How to Steal a Dog (개를 훔치는 완벽한 방법 | 2014)
As the two main characters in How to Steal a Dog are children, this light-hearted comedy is also quite easy to follow.
It may not be the top South Korean movie ever made, but it is useful for improving your language skills. The plot follows a family that is bankrupt and lives out of a van. The girl mistakenly thinks that you can buy a house in Korea for five-hundred dollars (I wish!). She then tries to raise this amount by kidnapping a dog then returning it for the reward money.
This is a great film to watch if you’d rather focus more on the Korean dialogue than the plot of the movie. Because the plot isn’t particularly engrossing, you won’t be swept up in any interpersonal relationships or action sequences. Instead, you’ll be able to stay focused on understanding the dialogue and practicing your comprehension skills. This is a great movie to watch if you’re beginning to venture into the world of watching Korean movies without subtitles.
Put this film on if you have a free afternoon that you want to devote to study Korean! It won’t get you all riled up or emotional (except for some laughs), so you’ll be able to get through the rest of your day without being distracted by tears in your eyes.
Intimate Strangers (완벽한 타인 | 2018)
This film is a story about 4 boys who were friends from childhood and continued their friendship 30 years after. They get together one night at a housewarming party for their friend who is now a doctor. They all meet with their wives and decide to play a game in which all must share messages and calls they received that night.
This is an interesting film for seeing the multi-layered dynamics of Korean relationships. While the evening starts out fun and lighthearted, it gets more serious as the characters find they don’t know as much about each other as they thought.
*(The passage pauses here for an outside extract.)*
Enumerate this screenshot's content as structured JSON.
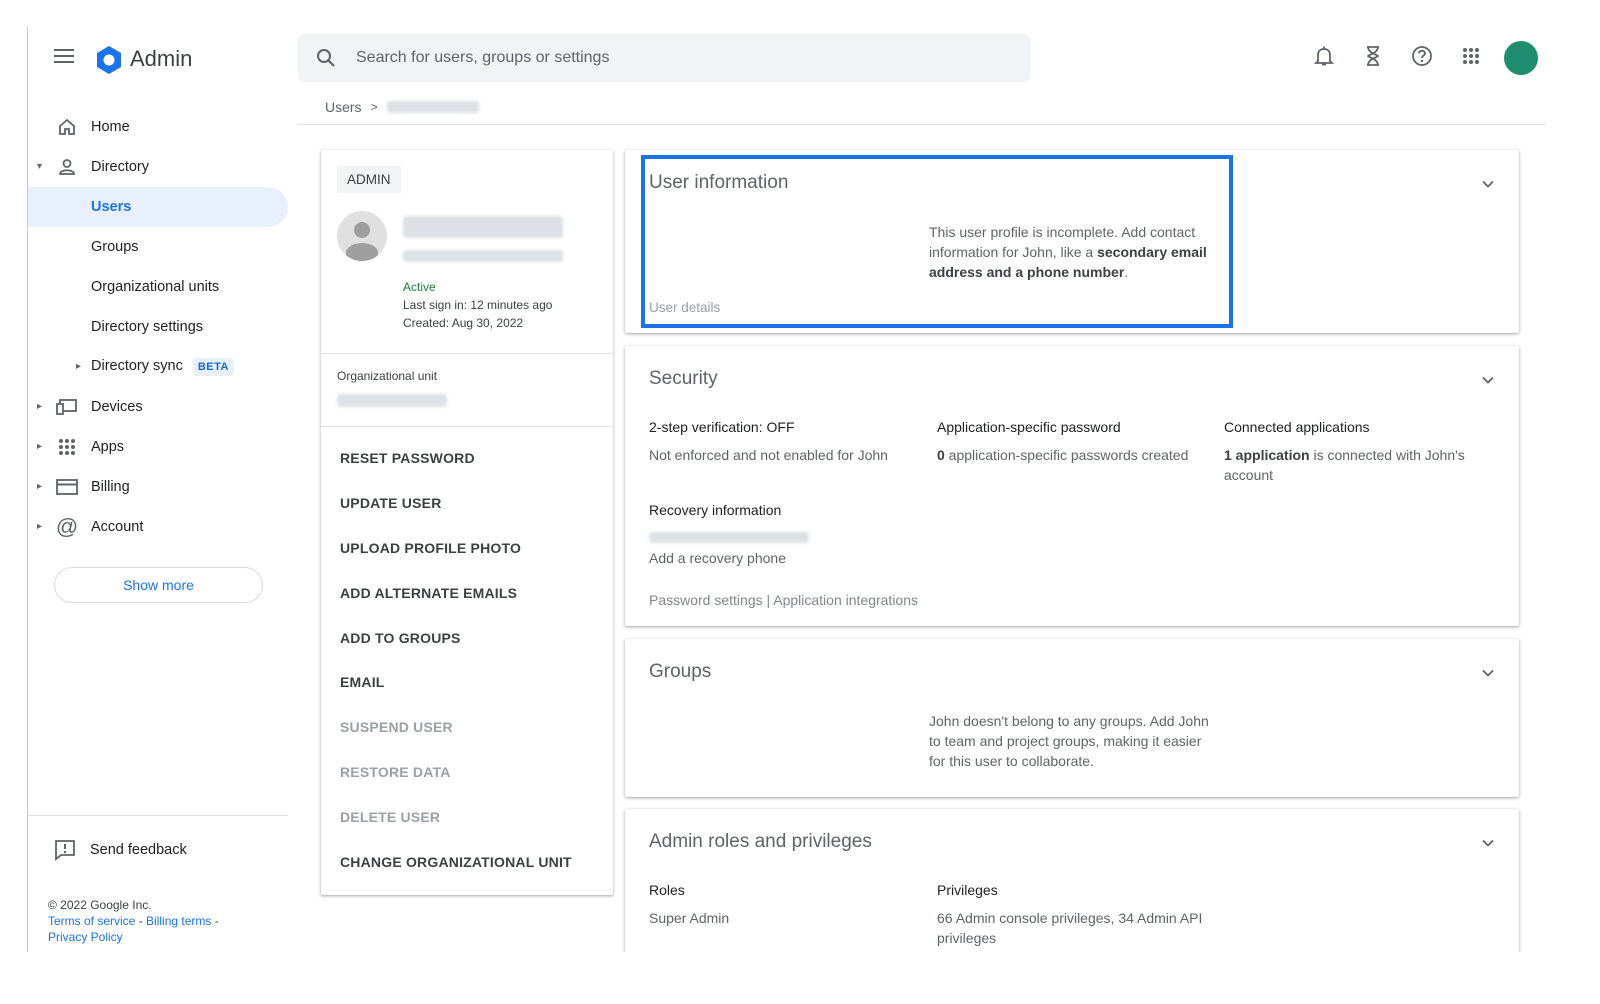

How to Watch a Korean Movie
Watching some fine South Korean cinema with the intent of learning or practicing Korean is different from watching a movie for leisure. You’ll still have fun doing it, of course. However, there are a couple of things you can do to set yourself up for success.
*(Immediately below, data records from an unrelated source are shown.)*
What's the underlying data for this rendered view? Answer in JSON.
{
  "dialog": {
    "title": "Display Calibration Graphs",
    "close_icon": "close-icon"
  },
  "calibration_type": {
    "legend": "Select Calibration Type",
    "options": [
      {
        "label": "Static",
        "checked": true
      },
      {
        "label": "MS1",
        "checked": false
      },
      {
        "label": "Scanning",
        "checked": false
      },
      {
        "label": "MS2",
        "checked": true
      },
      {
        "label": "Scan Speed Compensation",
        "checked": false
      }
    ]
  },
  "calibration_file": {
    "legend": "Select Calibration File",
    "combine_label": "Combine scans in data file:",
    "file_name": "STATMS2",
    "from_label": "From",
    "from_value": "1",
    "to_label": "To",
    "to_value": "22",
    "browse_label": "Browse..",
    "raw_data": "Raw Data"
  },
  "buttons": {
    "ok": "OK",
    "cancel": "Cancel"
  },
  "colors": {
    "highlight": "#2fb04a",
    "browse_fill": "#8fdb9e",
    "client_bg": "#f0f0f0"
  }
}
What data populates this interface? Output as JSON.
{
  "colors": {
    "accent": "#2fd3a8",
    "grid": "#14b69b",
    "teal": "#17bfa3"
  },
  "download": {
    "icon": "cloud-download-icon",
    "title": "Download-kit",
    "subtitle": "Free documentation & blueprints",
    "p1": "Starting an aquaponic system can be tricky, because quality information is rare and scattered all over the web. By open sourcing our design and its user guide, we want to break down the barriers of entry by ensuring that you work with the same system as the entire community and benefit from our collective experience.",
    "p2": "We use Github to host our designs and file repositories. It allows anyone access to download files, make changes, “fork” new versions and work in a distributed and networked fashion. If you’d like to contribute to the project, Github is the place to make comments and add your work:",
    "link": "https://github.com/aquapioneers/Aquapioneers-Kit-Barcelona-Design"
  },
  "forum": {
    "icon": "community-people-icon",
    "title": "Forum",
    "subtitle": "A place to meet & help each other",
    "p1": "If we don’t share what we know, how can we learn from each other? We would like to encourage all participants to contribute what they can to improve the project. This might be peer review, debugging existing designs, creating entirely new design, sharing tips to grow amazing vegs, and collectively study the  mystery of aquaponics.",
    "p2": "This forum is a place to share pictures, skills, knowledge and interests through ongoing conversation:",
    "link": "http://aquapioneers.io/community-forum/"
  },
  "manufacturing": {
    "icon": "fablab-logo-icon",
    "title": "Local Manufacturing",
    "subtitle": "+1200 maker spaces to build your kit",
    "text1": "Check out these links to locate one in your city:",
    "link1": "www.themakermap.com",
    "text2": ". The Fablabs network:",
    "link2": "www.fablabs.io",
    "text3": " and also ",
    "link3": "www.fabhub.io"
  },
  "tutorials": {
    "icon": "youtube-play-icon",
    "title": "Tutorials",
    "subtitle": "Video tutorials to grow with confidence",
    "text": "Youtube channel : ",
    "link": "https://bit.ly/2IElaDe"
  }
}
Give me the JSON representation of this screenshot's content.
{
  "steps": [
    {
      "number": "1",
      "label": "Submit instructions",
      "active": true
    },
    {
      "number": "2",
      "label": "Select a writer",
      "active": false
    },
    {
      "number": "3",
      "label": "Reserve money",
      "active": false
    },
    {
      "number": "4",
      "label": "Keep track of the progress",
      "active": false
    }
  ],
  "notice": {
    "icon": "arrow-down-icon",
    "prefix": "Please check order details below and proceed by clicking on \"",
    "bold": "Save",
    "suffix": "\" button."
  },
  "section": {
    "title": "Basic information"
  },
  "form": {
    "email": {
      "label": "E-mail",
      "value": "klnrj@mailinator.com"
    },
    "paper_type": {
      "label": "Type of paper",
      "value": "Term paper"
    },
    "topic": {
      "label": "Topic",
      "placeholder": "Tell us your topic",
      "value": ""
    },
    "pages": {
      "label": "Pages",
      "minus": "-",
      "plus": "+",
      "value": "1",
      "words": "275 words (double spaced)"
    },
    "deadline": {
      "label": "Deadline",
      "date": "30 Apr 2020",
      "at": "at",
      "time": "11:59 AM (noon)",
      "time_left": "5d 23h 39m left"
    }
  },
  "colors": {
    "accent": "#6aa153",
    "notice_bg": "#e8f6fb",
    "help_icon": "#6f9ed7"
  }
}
1st viewing: Skip the subtitles
Start off by watching the movie without subtitles. This will let you appreciate the film for what it is before diving into the language-learning portion.
South Korean cinema is great – much of it is packed with drama, humor, and action – so there’s plenty to absorb and appreciate.
2nd viewing: Turn on the subtitles
Start off with English subtitles for your next viewing. This will help you match English words to their spoken Korean counterparts.
Most learners have an easier time first reading the English translation and matching the subtitles to the Korean words, so give that a shot first.
3rd viewing: Turn on Korean subtitles
Watching the film in Hangeul, the Korean alphabet adds another layer of studying to your viewing experience.
Not only are you listening to the Korean words being spoken, you’re matching them to how they’re written in Hangeul as well. This can be extremely helpful as not all of the Korean you hear will be the word you expected it to be.
If you can’t read Hangeul yet it is possible to learn Hangeul in just ninety minutes, so what are you waiting for?
4th viewing: Turn off all subtitles
After you watch a film scene with English subtitles, try turning the subtitles off and watch the scene without any subtitles at all. This will help you practice picking up on the words and phrases you’re now pretty familiar with without a visual aid.
At this point, you should understand most (if not all) of the conversation in the film with no help from subtitles. Yay!
Keep in mind, these steps are just recommendations for if you want to get the most out of the studying part of watching a film. Feel free to only follow these steps some of the time, or only for certain scenes or phrases you want to learn. They definitely take plenty of time and energy!
There are many other movies that can help you improve your Korean. These are just a few of our favorite picks.
Let us know in the comments below which movies we should add to this list, and which movies you think are the best South Korean movies for studying Korean!